Place a handful of coarse chopped crithmum leaves in a frying pan, a teaspoon of parsley, garlic smell, and 2 tablespoons of extra virgin olive oil. You jump quickly all over, join 6 eggs, salt and, if you like, chili pepper, mix and let it bake.
Cake with Borage:
You take 500 grams of tender and young leaves of Crithmum leaves, weave, wash, bake to the tooth, drain and crumble. To this chop, join 500 grams of borage leaves quickly boiled in water and chopped, 100 g of fresh pecorino cheese in pieces, 100 g of ricotta, salt and chilli. Take the pasta brisè, make a leaf covering the bottom and the edges of a roasted pepper and sprinkled with breadcrumbs, pour the dough, cover with a smaller leaf and make the margins all around. It is put in the oven already hot at 180 ° C for 45 minutes.
You take 400g of Crithmum leaf sprigs, wash and bake with a large onion and about 300g of potatoes. They drain and turn into puree. To this is added a glass of bechamel, 5 yolks, salt q.b. Chili to taste. The whole thing is amalgamated and then five well-balanced snowboards combine. The mixture is poured into a baked mold and sprinkled with breadcrumbs, and baked in the oven, which is already hot at 180 ° C for about 45 minutes. It serves hot.

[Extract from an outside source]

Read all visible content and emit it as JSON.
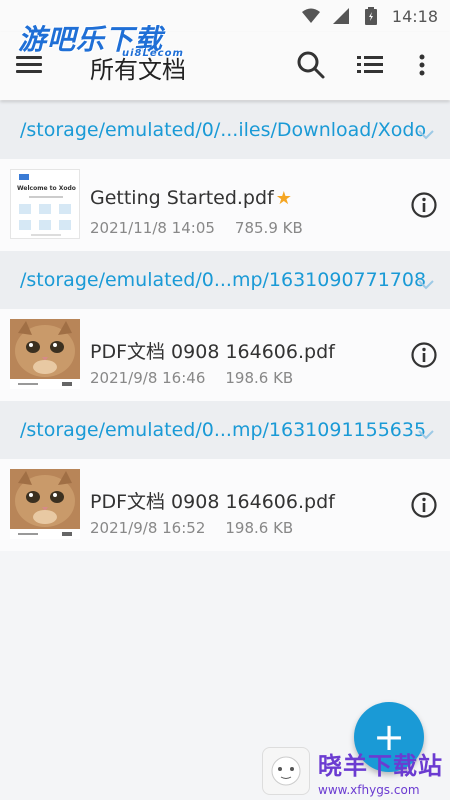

Take half a liter of vinegar, put in a saucepan with 2 cloves, 2 whole bay leaves and a nice thyme sprig, bring to boiling, turn off the fire, let it rest for a couple of minutes, Filtered and, still boiling, pours into a bowl where there are 300 g of young and tender Crithmum sprigs, blends, covers and leaves for 48 hours. Then the leaves of Crithmum are drained, seasoned with salt and extra virgin olive oil.
Take a handful of Crithmum crushed sprigs, put in a bowl with 1 teaspoon of green pepper in brine, a sage leaf, 4 tablespoons of extra virgin olive oil and a spoon of pine nuts. It is drowned and reduced to homogeneous paste. It accompanies white-boiled fish.
– Wikipedia, the free encyclopedia.
– Treben M., 2000. The Health of the Lord’s Pharmacy, Tips and Experiences with Medicinal Herbs, Ennsthaler Publisher
– Pignatti S., 1982. Flora d’Italia, Edagricole, Bologna.
– Conti F., Abbate G., Alessandrini A., Blasi C. (eds.), 2005. An annotated checklist of the Italian vascular flora, Palombi Editore.
Attention: Pharmaceutical applications and surgical uses are indicated for information purposes only; they do not represent any prescription of a medical type; Therefore, no responsibility for their use for any curative, aesthetic or food use is considered.